Gender differences do not just give rise to different communication styles but also become communication barriers. Across various organizations, men and women work together daily but their different communication styles tend to work against them. For example, while women seek answers to their questions before starting a project, men tend to jump right into the middle of it. Another important difference that has been recognized in their communication styles as that while men tend to use more sports metaphors in their communication, women draw analogies from their homes.
Gender Policy adviser Dee Norton notes that promoting the best possible communication between men and women is important. While moving between male and female cultures, people need to adapt their behavior in order to gain the best results from the situation. According to Norton, the most successful organizations of the future will be the organizations with leaders and team members who understand, respect and apply the rules of gender culture appropriately.
Awareness of these differences helps people work with these differences rather than around them. For example, in the case of men their focus is more on competition, data, and orders in their communication, whereas, in the case of women, they tend to focus more on cooperation, intuition, and requests. While both styles can be effective in various situations, understanding these differences is critical to avoid misunderstandings.
Moreover, words tend to be interpreted differently across cultures and so it is important to understand the audience before communicating. People’s interpretation of words is affected by several factors including age, education, and culture. If you pay less consideration to your audience, the chances of miscommunication grow higher.
Moreover, when communicating in a cross-cultural context, it is necessary to pay attention to how various words are interpreted across various cultures since apart from varied interpretations of various words across different cultures, the cultural norms related to nonverbal communication also differ across cultures.
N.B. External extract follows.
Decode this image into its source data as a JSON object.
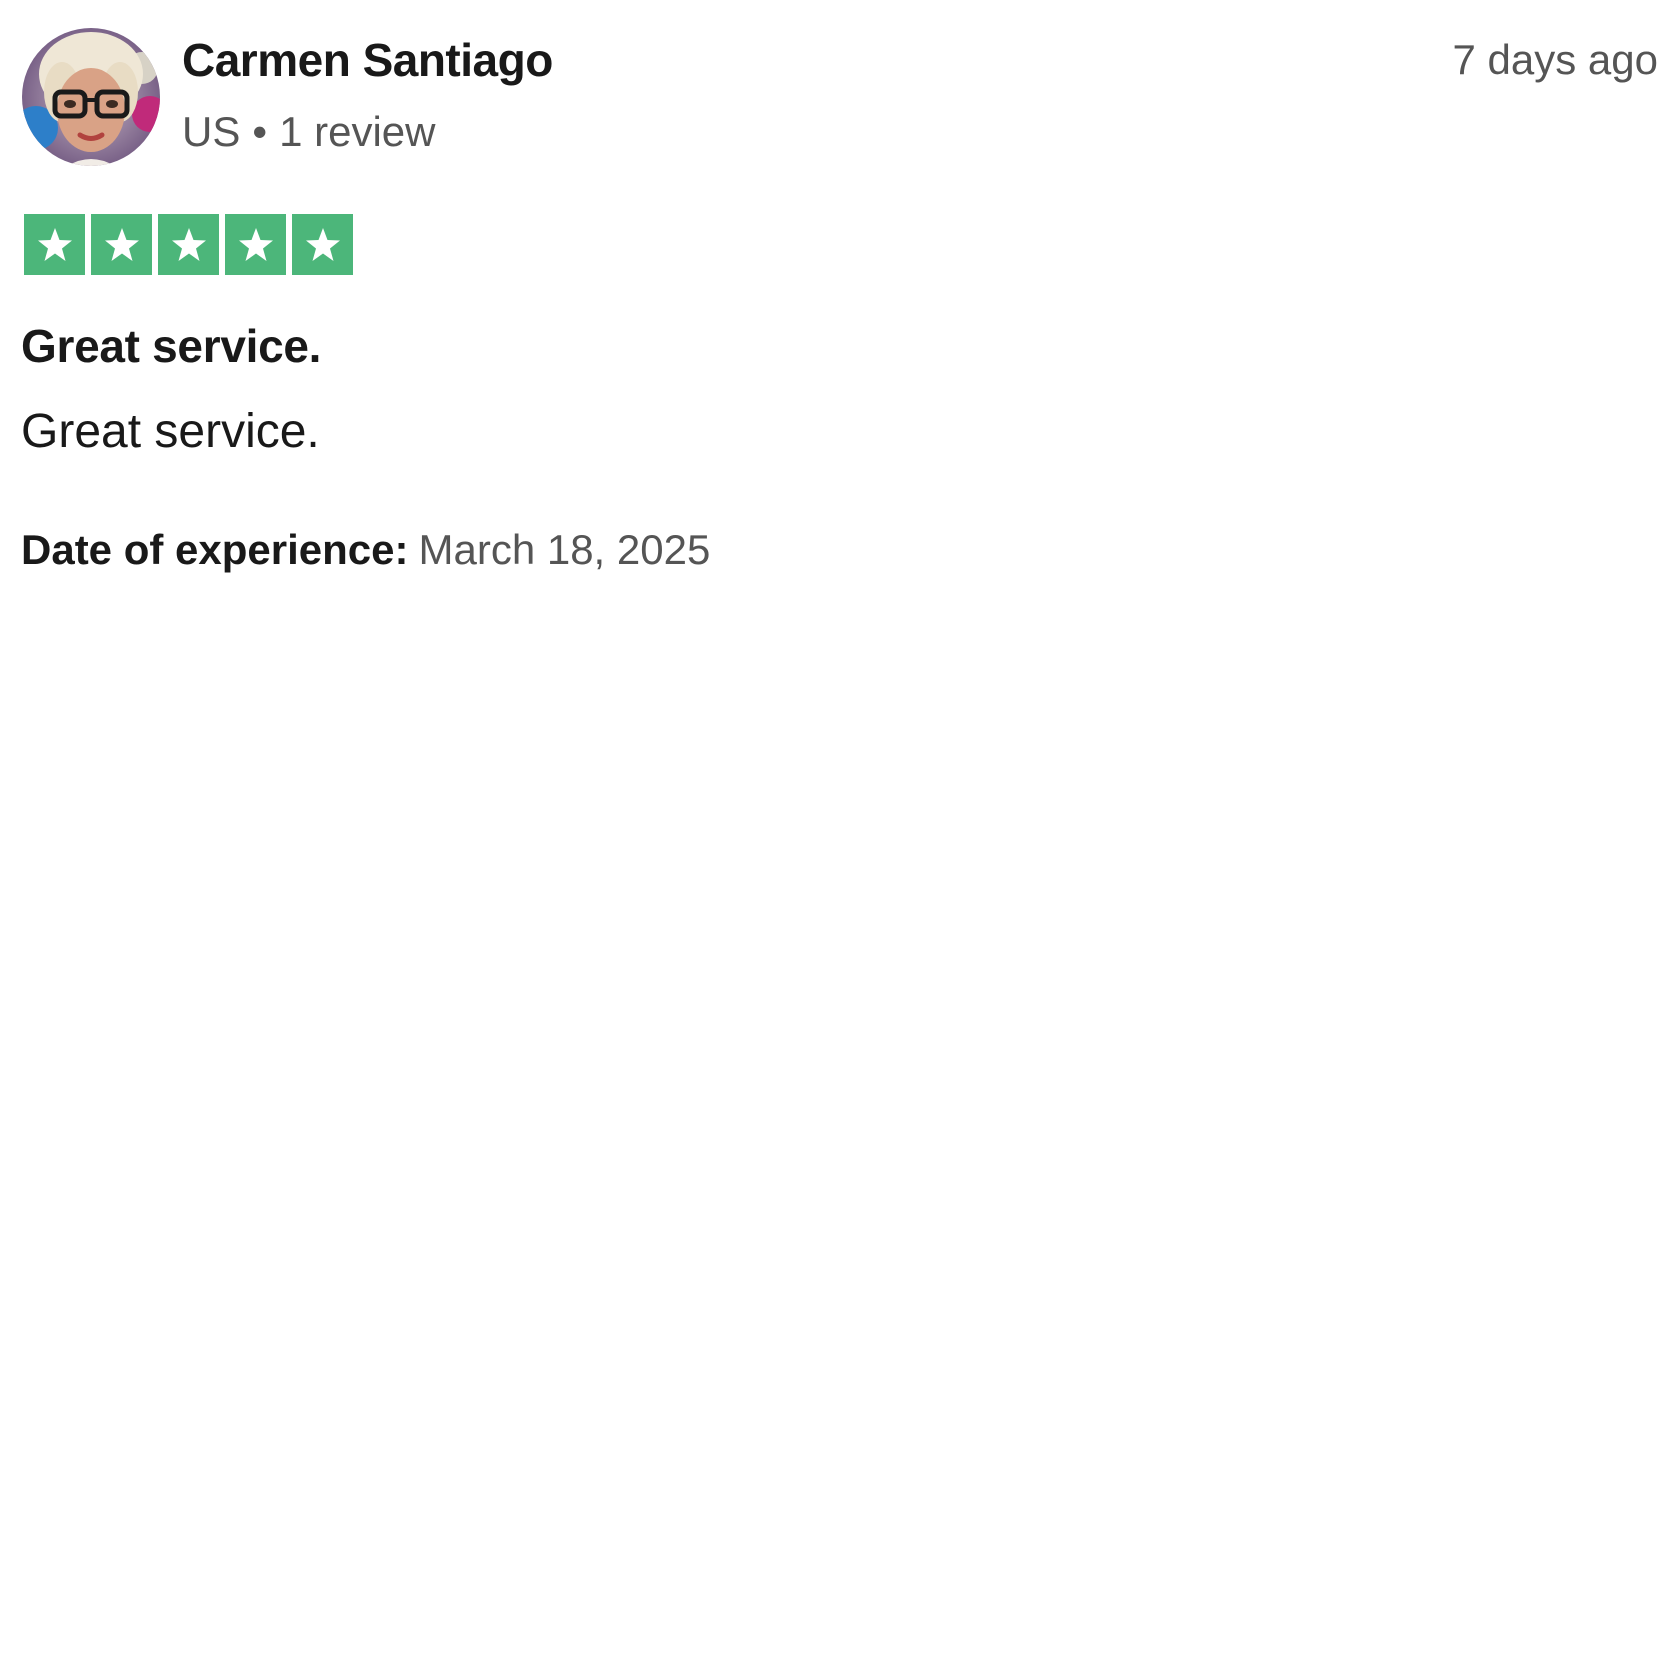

Eliminating jargon also helps ensure that our words are not interpreted differently than as we intend them to. Another factor that helps avoid misinterpretation is focusing on the audience rather than talking to oneself.
The use of biased language can offend or stereotype others based on their personal or group affiliation. For example, the use of Black Attorney in communication whether written or verbal should be avoided and replaced with Attorney. There is a long list of offensive words that people should avoid using in workplaces and use more neutral or gender-neutral words. One important thing about effective communication is that it is clear, factual, goal-oriented and also respectful at the same time. People should avoid using words that belittle or stereotype others.
For example, referring to a person as a diabetic reduces him to just that one character and will surely make him feel offended. The use of such languages poisons the communication process. The use of Insulting language violates the public and private standards of decency. Inside several companies, new employees are offered communication guidance when they join. They are provided with the guidelines related to speech and conduct inside the organization.
These guidelines work as a solid guideline for effective and respectful communication at the workplace. People should use the human resources generated guidelines when communicating at their workplace and also remember that something they think is respectful may not necessarily be taken the same way by others.